**What you have to do:**
Output every entry exactly, from the first line to the last.

**Records for the task:**
○ ○ ○ ○ ○

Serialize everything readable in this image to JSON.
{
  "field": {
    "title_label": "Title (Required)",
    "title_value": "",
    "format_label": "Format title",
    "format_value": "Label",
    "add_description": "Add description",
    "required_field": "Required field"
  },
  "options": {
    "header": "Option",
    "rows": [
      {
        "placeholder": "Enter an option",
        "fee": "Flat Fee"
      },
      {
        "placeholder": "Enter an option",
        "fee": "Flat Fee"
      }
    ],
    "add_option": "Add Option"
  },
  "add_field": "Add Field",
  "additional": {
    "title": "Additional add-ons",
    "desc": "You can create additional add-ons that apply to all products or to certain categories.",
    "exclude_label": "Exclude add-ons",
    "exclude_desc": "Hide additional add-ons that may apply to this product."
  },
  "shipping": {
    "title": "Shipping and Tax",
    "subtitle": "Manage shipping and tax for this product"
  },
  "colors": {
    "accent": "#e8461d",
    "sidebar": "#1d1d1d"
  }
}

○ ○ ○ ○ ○

**Task output:**
Serialize everything readable in this image to JSON.
{
  "field": {
    "title_label": "Title (Required)",
    "title_value": "",
    "format_label": "Format title",
    "format_value": "Label",
    "add_description": "Add description",
    "required_field": "Required field"
  },
  "options": {
    "header": "Option",
    "rows": [
      {
        "placeholder": "Enter an option",
        "fee": "Flat Fee"
      },
      {
        "placeholder": "Enter an option",
        "fee": "Flat Fee"
      }
    ],
    "add_option": "Add Option"
  },
  "add_field": "Add Field",
  "additional": {
    "title": "Additional add-ons",
    "desc": "You can create additional add-ons that apply to all products or to certain categories.",
    "exclude_label": "Exclude add-ons",
    "exclude_desc": "Hide additional add-ons that may apply to this product."
  },
  "shipping": {
    "title": "Shipping and Tax",
    "subtitle": "Manage shipping and tax for this product"
  },
  "colors": {
    "accent": "#e8461d",
    "sidebar": "#1d1d1d"
  }
}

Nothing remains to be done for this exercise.